On November 22 2014, the Government of Bahrain held parliamentary and municipal elections, the first since the beginning of political unrest in 2011. While the government heralded these polls as the culmination of Bahrain’s reform efforts, a broad coalition of opposition societies chose to boycott them.

The United States Government is uniquely positioned to influence the trajectory of the pro-democracy movement in Bahrain: both countries share a mutual security interest in maintaining the presence of the US Fifth Fleet in Bahrain. Yet there is strong reason to believe that if the pace of reform in Bahrain remains slow or continues to stagnate, Bahrain could become unstable, leading to greater insecurity in the region. The U.S. Government must fully support the democratic aspirations of the Bahraini people and apply greater political and economic pressure before conditions deteriorate further.

Policy Recommendations

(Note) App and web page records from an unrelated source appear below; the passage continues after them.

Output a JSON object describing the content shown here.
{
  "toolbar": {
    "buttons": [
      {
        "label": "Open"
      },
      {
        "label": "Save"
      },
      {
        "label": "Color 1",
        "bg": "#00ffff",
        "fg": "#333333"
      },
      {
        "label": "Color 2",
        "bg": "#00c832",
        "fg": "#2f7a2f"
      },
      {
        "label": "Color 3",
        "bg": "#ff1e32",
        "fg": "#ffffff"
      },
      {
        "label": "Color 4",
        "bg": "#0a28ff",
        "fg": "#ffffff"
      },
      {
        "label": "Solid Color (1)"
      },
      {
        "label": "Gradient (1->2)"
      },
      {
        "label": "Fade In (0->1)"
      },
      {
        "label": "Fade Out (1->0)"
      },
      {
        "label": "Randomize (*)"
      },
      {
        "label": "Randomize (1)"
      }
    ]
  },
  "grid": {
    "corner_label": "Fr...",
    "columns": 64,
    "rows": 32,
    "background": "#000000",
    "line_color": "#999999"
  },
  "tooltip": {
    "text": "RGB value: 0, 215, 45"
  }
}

It is clear that existing policies have neither compelled the Government of Bahrain to honor its stated commitments nor contributed to improving the deteriorating political situation that threatens Bahrain’s stability and international security interests in the Gulf region. ADHRB presents the following policy recommendations in order to more effectively promote fundamental human rights and political freedoms in the country and protect national security interests in the Gulf region.

United States Congressional and Executive Branch Recommendations

  • Sustained high-level public as well as private calls on the Government of Bahrain to adhere to its human rights commitments and enact meaningful reforms. Such reforms include the release of all political prisoners and accountability for torture and other serious human rights crimes, along with the full implementation of the remaining BICI and UPR recommendations.
  • Ensure clear and consistent messaging from all levels of the U.S. Government encouraging the Government of Bahrain to adhere to its human rights commitments, including through accountability for torture and other serious human rights abuses and the release of all political prisoners.
  • Ensure full compliance with the intent of the “Leahy Law” to avoid U.S. complicity with human rights violations. As a first step, the U.S. should suspend arms sales and security assistance to the Government of Bahrain until the U.S. Government determines which Bahraini security force units are ineligible for transfers and can verify that U.S.-origin weapons are not enabling human rights abuses in Bahrain.
  • Support the establishment of an independent international monitoring mechanism to oversee the implementation of the BICI recommendations and other reforms that the Government of Bahrain has committed to enacting.
  • Prioritize human rights and democracy promotion funding for Bahrain, including through the Democracy Fun and the Middle East Partnership Initiative.

United Nations Recommendations

  • Publicly call for Bahrain to allow the Special Rapporteur on Torture and other Cruel, Unusual, or Degrading Treatment or Punishment to visit Bahrain and conduct a full investigation into practices in the country that may concern his mandate.
  • Facilitate the establishment of a permanent country mission to Bahrain by the Office of the High Commissioner on Human Rights, including a full reporting and capacity building mandate.
  • Insist that Bahrain honor its commitments to the international community and provide to the Committee on Human Rights the mandatory initial report on the implementation of the International Covenant on Civil and Political Rights, now seven years overdue.
  • Classify Bahrain as a country of concern under Agenda Item 2 at the Human Rights Council.

NGO/Think Tank Recommendations

  • Publically call on the international community to enforce relevant legal mechanisms with the Bahrain government.
  • Provide supporting evidence and information to the international community regarding the human rights situation in Bahrain.
  • Work to support and strengthen civil society organizations in Bahrain through cooperation, technical assistance and capacity building.